This week we look at how brands use storytelling and we show how everyone can make use of 3 key techniques.
If big brands like Expedia and Tesco are building their campaigns around storytelling, it’s a clear sign that everyone else should be raising their game and making full use of this powerful technique.
TATJANA’S STORY: Expedia
This is a beautiful short film and although it’s glossy and shot in Amsterdam and New York, the techniques used can easily be applied to lower budgets.
It tells the story of Tatjana, a Netherlands based child psychologist who tells us how her work inspired her to overcome dyslexia to write a children’s book. We follow her on a trip to meet a literary agent in New York.

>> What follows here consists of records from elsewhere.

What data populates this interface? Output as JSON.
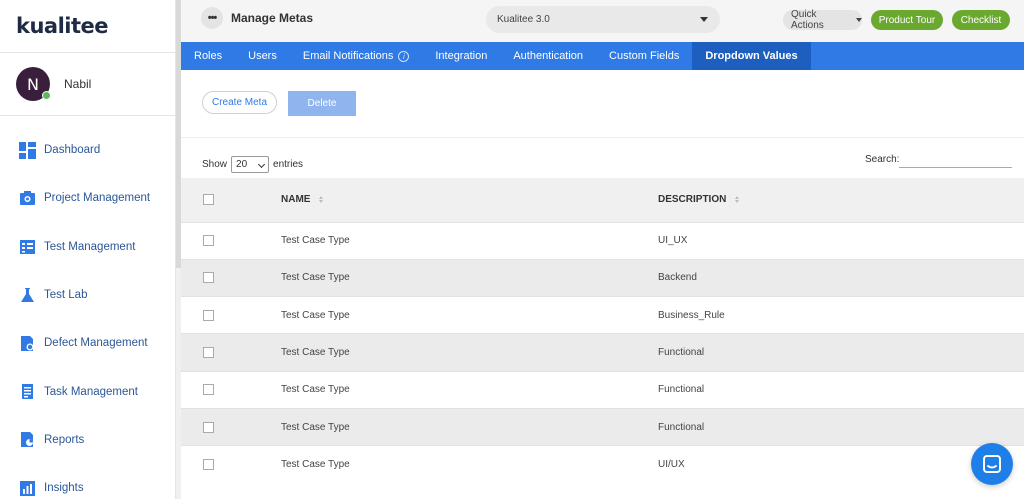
{
  "app": {
    "logo_text": "kualitee"
  },
  "user": {
    "initial": "N",
    "name": "Nabil"
  },
  "sidebar": {
    "items": [
      {
        "label": "Dashboard",
        "icon": "dashboard-icon"
      },
      {
        "label": "Project Management",
        "icon": "project-icon"
      },
      {
        "label": "Test Management",
        "icon": "test-management-icon"
      },
      {
        "label": "Test Lab",
        "icon": "flask-icon"
      },
      {
        "label": "Defect Management",
        "icon": "defect-icon"
      },
      {
        "label": "Task Management",
        "icon": "task-icon"
      },
      {
        "label": "Reports",
        "icon": "reports-icon"
      },
      {
        "label": "Insights",
        "icon": "insights-icon"
      }
    ]
  },
  "header": {
    "title": "Manage Metas",
    "project": "Kualitee 3.0",
    "quick_actions": "Quick Actions",
    "product_tour": "Product Tour",
    "checklist": "Checklist"
  },
  "tabs": [
    {
      "label": "Roles",
      "active": false
    },
    {
      "label": "Users",
      "active": false
    },
    {
      "label": "Email Notifications",
      "active": false,
      "info": true
    },
    {
      "label": "Integration",
      "active": false
    },
    {
      "label": "Authentication",
      "active": false
    },
    {
      "label": "Custom Fields",
      "active": false
    },
    {
      "label": "Dropdown Values",
      "active": true
    }
  ],
  "actions": {
    "create_label": "Create Meta",
    "delete_label": "Delete"
  },
  "table_controls": {
    "show_label": "Show",
    "page_size": "20",
    "entries_label": "entries",
    "search_label": "Search:"
  },
  "table": {
    "columns": [
      "NAME",
      "DESCRIPTION"
    ],
    "rows": [
      {
        "name": "Test Case Type",
        "description": "UI_UX"
      },
      {
        "name": "Test Case Type",
        "description": "Backend"
      },
      {
        "name": "Test Case Type",
        "description": "Business_Rule"
      },
      {
        "name": "Test Case Type",
        "description": "Functional"
      },
      {
        "name": "Test Case Type",
        "description": "Functional"
      },
      {
        "name": "Test Case Type",
        "description": "Functional"
      },
      {
        "name": "Test Case Type",
        "description": "UI/UX"
      }
    ]
  },
  "colors": {
    "tab_bar": "#2f7ae5",
    "tab_active": "#1d5fbf",
    "green_button": "#6aa82f",
    "chat_button": "#1e7fe8"
  }
}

The 2 key techniques used in this film are: firstly, it’s totally visual – there are no interviews. Instead we hear Tatjana’s voice over well shot but clean and simple images. And it’s scripted – although we’re obviously listening to Tatjana and she’s speaking her own word, a careful script has been written and then delivered by Tatjana.
FOOD LOVE STORIES: Tesco
A masterclass in telling a story in 30 seconds. In half a minute we learn that Nana’s grandson is unwell, that his mum can’t pick him up from school because she’s at work, that there are all sorts of veg he doesn’t like but that when they’re combined in her ‘magic soup’ he feels better straightaway! Splendid.
The key technique here is the way Nana talks directly to the camera while she’s making the soup. It’s a direct connection with the audience – it feels conspiratorial – and it’s dynamic – no static interviews.
DAVE’S TOAST: Co-op Food
This one’s from a few years ago but I love it and always use it in our storytelling workshops. It tells the story of Dave as he tries to make up for a misdemeanor by cooking a simple breakfast for his partner. It’s simple but very clever – it captures a brief story, that’s familiar to us all and ties it to an essential product that we all need.
The key technique here is the visual storytelling: a vital element of any story is change or overcoming a challenge and during the course of the film we see how Dave’s simple act thaws his partner’s frosty look, puts a smile on her face and skip in his step.
Storytelling for brands – take away tips
- Be visual. We always encourage clients to think of what people are going to do in a film, rather than what they say. As these films show, the visuals don’t have to be elaborate and in fact it’s often better to think of simple, easy to achieve sequences that you can shoot beautifully, rather than make elaborate plans
- Inspired by a true story. Using a real story works for Hollywood and there’s no reason why it shouldn’t work for you too. We spend a lot of pre-production time speaking to participants, understanding their story and capturing it in their own words. Then we write a script that uses their own words and expressions.
- Forget about your brand. Although these films contain references to the brand, they’re not about the brand. Instead they focus on people and emotions that express the brand’s values or demonstrate them in action.
Jeremy Jeffs is a documentary film maker with 15 years experience of directing films for BBC, Channel 4, National Geographic and PBS. He’s recently finished work on a history of China, with broadcaster Michael Wood and his recent feature documentary, Bette Bourne, was shown at the London Film Festival, Sheffield International Documentary Festival and the V&A. More about Jeremy